Being a Clarke County teacher isn’t just about sharing knowledge with students. The role requires continuous work to keep instruction skills sharp so that students receive the best educational training possible. That’s why the Boyce Elementary teaching staff met after a full day of teaching last Wednesday for instruction on standards of learning changes to the mathematics curriculum.
“Mathematics content has been under review by Virginia’s Department of Education and new Standards of Learning have been approved” said Clarke County Public Schools Director of Curriculum and Instruction Lisa Floyd. “This means that for the 2010-2011 school year teachers will be required to teach the 2001 Standards of Learning as well as the new 2009 standards. For the 2011-2012 school year only the 2009 Standards of Learning will need to be taught and tested.”

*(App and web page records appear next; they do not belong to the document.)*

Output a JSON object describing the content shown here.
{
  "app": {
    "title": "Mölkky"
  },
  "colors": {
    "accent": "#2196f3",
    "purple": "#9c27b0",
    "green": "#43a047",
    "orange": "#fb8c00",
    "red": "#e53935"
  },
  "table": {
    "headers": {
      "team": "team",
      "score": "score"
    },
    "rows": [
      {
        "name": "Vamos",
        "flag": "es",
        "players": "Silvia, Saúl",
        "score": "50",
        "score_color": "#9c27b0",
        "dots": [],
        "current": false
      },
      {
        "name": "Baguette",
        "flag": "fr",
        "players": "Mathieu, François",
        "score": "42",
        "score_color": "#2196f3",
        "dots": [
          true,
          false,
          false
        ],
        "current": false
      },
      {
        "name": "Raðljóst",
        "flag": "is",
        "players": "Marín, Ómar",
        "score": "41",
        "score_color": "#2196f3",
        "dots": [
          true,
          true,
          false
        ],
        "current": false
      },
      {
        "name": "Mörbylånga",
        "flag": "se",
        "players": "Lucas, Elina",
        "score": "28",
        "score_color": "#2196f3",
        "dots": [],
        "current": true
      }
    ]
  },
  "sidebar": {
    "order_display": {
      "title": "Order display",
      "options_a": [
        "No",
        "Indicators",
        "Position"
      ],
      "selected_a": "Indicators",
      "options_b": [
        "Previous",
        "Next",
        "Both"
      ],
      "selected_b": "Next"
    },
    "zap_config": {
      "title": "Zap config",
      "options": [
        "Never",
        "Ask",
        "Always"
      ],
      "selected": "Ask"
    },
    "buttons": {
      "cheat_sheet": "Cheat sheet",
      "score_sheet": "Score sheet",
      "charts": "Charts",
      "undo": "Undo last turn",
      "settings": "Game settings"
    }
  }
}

Moving from the 2001 standard to the more current mathematics approach means a lot of work for instructors beginning with simply understanding which concepts have changed and which concepts remain the same. That’s why two Boyce Elementary instructors, Kindergarten teacher Erin Wymer and 2nd Grade teacher Rayanna Davis, were selected to lead the teaching team through a series of exercises designed to efficiently communicate the new curriculum changes.
“Standards of Learning begin in Kidergarten and follow all the way through high school” Wymer said when asked why the entire Boyce teaching staff, which spans Kindergarten through 5th grade instructors, should receive the SOL training together. “It’s important for each grade level to understand what the other teachers are presenting.”
The change in content means that teachers must focus on pacing to ensure all material is appropriately covered to mastery by students. Wymer and Davis attended a Virginia Department of Education ‘math institutes’ to learn about the new Standards and to share the information with both colleagues at Boyce Elementary as well as elementary teachers at Berryville Primary and D. G. Cooley. The guiding document for the transition from old standards to new, known as a “crosswalk:, is used to align the Standards of Learning with state students Standards of Learning assessments.
“Think ’orange’ for â€˜old’ and â€˜blue’ for â€˜new’” Rayanna Davis said as she passed out SOL summary documents designed to help her teacher-students learn the new teaching objective. “Throw the old standards on the floor because we’re not focusing on them anymore.”
”The goal is for teachers to have an opportunity to see how the Standards of Learning have changed and to track those changes so adjustments may be made in their instruction this year” said Lisa Floyd. After learning and understanding the new SOL approaches, each individual instructor must integrate the new concepts into their teaching materials and approach. The success of each teacher’s ability to communicate the new approaches and materials to students is measured by student performance on individual SOL mathematics tests.
“The teacher is required to determine how to deliver the new concepts but administrators are responsible for monitoring the instructional pacing as well as interim testing to make sure that students are learning the material being taught” Floyd said.
During the training session Wymer and Davis led the other Boyce teachers through a series of poster-making exercises where small groups of teachers identified the new or different concepts that needed to be taught for each class level. Discussion included subjects like fractions, number patterns, geometry and measurement. Each teacher group then presented their findings to the others.
For example, the teachers learned that 1st Graders will now be required to learn both analog and digital clocks, (previously only one clock format was required) while 3rd Graders will be required to tell time to the nearest minute. 4th Graders must now be able to recognize images of figures resulting from geometric transformations, such as translation, reflection and rotation however, instructors must remove the terms slide, flip and turn when presenting the materials.
After the session several teachers said that being presented with the changes for all elementary class levels provided a valuable perspective.
Kindergarten teacher Pam Thompson said “We lay the math foundation and the other teachers build on it. It’s good for all of us to see the changes to the entire curriculum.” Kindergarten teachers Wendy Rae Venskoske and Joyce Eller agreed. “I like the pocess of seeing the alignment from one grade level to the next” Eller said.
The goal of SOL instructor training is to ease the burden for teachers during the transition from one set of standards to the next according to Lisa Floyd. “Imagine if teachers are just given both sets of Standards with no guidance other than, â€˜Teach these’. This training should help teachers target the changes in the Standards, know where to spend more and less instructional time, and to know what to measure in their classrooms as they work to get students to mastery. Additionally, by meeting with all grade levels, teachers are able to see the vertical alignment of the Standards and what to prepare students for as they progress from grade level to grade level.”
Because Standards of Learning changes affect all grades, every teacher of the elementary schools will be exposed to SOL training by Wymer and Davis. Middle and high school teachers will experience similar training but with different content in the near future.
Elementary school training will continue at DG Cooley Elementary on Wednesday, December 1 at 3:45 p.m.